MrsAverage, just seen your reply ... yes there is a certain amount of resentment, but making right the money I am paying to achieve her needs would go a long way to help ease this. There are no other family here ... other son in Oz came home for Christmas and everything was wonderful. He hasn't the first idea what goes into looking after her, and she was on cloud 9, not a moan, groan or bad word all the while he was here. In fact, I was down there cleaning vomit off her at midnight last week, and she actually said "Its good this happened now, not last week, as wouldn't want .... to see me like this" ... could take as a compliment that she trusts me enough to deal with these embarrassing situations, or more likely, she doesn't want him to know how poorly she really is, or give him anything to worry about ... meanwhile me and hubby are happy to do whatever we can to help her, but just need our costs covered so we are not supporting her financially as well.
Time for you to start respecting yourself more!
The only power MIL has over you is the power YOU LET HER HAVE.
So give up caring for her for a week, ideally going away on a little holiday. Then she can either move into residential care, or pay her carers for more hours. Those arranged by the average agency charge around £15 an hour around me. So how many hours do you do a week - in the next week, count them up.
Either she pays you, or Social Services pay you (via Direct Payments), or she pays someone else.
Does she own her house? If so, if she moves into permanent residential care, it will have to be sold and used for payments, around £1,000 per week.
Does she have over £23,000 in savings - the limit at which the LA will say she is "self funding".
Find out what counselling is available for you locally, aimed at managing MIL's needs.

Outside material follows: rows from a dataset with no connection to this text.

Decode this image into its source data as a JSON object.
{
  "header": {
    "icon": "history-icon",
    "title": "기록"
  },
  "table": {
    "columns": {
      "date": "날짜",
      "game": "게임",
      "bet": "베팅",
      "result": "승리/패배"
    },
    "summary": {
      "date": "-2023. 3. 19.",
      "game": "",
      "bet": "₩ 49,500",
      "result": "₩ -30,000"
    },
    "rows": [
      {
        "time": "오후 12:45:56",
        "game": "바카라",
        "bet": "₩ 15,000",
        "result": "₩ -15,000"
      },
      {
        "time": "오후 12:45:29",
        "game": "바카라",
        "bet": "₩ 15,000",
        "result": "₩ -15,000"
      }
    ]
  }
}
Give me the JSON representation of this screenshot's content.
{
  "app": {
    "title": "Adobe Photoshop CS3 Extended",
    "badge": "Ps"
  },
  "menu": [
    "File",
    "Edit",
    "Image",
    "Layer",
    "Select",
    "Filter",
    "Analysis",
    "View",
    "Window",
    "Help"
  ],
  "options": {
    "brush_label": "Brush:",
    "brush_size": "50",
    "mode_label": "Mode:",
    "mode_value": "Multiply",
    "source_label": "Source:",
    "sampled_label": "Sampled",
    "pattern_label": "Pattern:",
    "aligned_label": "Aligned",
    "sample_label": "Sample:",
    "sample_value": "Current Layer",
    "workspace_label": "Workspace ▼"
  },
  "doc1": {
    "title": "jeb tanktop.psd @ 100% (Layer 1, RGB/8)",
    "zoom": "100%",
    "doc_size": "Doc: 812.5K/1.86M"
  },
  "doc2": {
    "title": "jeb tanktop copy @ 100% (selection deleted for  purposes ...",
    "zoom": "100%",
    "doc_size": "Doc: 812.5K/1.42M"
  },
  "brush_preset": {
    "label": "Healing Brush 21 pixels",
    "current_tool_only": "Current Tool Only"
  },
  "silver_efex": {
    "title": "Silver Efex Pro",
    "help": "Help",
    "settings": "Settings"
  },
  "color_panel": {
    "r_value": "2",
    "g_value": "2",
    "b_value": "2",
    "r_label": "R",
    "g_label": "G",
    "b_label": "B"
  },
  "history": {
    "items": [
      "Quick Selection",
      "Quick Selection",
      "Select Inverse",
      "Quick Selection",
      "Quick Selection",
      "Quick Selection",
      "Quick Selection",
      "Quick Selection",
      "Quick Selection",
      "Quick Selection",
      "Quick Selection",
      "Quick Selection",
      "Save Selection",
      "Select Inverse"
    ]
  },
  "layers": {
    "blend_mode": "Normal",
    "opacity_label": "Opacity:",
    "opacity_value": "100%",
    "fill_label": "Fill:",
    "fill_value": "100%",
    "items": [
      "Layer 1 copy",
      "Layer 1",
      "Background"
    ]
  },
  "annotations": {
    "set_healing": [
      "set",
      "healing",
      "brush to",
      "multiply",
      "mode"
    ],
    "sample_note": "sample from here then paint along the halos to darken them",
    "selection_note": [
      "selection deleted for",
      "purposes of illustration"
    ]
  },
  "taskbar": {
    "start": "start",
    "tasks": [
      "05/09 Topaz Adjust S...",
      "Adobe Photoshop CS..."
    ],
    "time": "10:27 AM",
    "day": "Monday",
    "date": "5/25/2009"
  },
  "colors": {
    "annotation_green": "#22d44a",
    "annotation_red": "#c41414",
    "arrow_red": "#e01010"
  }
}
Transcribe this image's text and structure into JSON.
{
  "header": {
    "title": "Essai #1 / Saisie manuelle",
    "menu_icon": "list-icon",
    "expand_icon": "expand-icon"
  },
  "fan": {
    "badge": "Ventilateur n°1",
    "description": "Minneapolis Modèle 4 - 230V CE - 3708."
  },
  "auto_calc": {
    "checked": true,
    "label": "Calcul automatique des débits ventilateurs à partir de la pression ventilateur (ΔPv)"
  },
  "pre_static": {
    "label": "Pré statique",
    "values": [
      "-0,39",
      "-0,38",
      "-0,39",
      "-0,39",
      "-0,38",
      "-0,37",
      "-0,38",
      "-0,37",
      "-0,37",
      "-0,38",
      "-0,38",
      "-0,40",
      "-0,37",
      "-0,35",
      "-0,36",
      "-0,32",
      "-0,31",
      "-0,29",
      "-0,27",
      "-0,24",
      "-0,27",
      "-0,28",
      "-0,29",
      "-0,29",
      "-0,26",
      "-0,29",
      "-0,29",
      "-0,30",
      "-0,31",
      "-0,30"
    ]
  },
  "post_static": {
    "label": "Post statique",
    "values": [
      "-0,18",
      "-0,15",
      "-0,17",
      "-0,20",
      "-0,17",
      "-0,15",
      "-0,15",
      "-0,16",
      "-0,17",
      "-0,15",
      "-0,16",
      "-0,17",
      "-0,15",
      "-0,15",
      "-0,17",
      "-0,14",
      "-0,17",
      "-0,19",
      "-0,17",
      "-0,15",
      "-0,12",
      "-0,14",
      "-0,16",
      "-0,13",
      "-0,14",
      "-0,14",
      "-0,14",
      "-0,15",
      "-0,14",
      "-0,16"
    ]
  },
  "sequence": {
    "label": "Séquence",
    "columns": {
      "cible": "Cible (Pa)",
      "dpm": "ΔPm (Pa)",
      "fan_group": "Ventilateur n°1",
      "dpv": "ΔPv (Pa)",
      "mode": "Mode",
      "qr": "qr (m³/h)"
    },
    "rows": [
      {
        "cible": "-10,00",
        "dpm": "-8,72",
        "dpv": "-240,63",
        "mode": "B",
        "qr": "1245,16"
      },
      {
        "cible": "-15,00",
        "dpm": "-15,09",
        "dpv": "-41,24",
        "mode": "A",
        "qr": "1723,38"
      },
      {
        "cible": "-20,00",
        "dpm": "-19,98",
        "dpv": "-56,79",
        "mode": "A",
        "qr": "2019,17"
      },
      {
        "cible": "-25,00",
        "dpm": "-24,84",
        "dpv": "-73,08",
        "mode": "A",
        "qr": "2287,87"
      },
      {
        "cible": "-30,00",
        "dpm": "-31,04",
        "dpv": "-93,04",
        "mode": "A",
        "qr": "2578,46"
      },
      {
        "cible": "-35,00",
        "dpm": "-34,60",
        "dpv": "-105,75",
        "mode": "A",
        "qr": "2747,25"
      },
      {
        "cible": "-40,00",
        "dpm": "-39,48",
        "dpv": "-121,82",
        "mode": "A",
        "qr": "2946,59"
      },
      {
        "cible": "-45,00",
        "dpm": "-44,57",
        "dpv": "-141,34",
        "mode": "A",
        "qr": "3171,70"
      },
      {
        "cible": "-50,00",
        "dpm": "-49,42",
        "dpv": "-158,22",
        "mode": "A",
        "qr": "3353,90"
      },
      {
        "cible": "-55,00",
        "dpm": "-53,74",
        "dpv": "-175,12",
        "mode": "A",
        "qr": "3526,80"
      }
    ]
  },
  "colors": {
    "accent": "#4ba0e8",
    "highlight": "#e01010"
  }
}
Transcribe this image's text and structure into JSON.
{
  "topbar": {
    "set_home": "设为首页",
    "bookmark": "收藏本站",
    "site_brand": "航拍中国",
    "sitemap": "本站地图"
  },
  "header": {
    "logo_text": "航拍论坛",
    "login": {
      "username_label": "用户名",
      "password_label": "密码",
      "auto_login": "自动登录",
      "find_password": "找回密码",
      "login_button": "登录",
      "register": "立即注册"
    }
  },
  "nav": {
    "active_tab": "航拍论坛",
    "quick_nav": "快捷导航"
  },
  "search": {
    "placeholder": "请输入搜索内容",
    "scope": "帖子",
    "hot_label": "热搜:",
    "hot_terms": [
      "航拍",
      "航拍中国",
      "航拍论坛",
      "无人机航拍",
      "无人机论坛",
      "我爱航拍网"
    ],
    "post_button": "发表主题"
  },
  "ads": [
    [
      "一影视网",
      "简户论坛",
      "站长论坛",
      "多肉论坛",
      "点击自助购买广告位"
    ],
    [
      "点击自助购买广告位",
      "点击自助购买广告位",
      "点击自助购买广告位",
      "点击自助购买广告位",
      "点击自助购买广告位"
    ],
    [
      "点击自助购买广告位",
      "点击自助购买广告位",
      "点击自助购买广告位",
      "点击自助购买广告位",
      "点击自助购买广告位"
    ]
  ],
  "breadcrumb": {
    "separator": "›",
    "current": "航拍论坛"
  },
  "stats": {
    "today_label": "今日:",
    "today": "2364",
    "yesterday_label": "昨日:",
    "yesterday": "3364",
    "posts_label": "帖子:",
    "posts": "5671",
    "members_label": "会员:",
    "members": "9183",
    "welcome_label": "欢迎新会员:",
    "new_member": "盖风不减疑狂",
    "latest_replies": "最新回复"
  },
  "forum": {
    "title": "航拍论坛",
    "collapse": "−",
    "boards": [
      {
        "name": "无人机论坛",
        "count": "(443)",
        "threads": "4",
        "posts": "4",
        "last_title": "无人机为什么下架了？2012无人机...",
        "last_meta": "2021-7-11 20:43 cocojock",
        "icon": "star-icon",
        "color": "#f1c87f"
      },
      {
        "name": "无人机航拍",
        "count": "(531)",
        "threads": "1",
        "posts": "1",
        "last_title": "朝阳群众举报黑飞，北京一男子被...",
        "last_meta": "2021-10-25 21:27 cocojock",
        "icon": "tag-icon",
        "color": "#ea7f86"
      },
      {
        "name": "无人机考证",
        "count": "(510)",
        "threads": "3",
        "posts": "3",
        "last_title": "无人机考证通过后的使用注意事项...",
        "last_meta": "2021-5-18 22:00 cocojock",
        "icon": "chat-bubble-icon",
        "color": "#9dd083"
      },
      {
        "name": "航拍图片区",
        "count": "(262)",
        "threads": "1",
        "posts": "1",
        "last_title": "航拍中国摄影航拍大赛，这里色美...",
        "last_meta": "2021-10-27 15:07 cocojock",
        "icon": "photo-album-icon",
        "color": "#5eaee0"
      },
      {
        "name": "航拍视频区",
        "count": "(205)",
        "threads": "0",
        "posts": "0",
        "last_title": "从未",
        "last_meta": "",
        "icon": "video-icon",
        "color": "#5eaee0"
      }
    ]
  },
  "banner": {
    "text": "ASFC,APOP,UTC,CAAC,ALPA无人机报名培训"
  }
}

REFUSE to deal with laundry. The carers must do that. (If the LA is arranging the carers, then it's time for an updated Needs Assessment). There MUST be a high capacity tumble dryer for laundry. I've just bought an A rated Eco dryer, very cheap to run.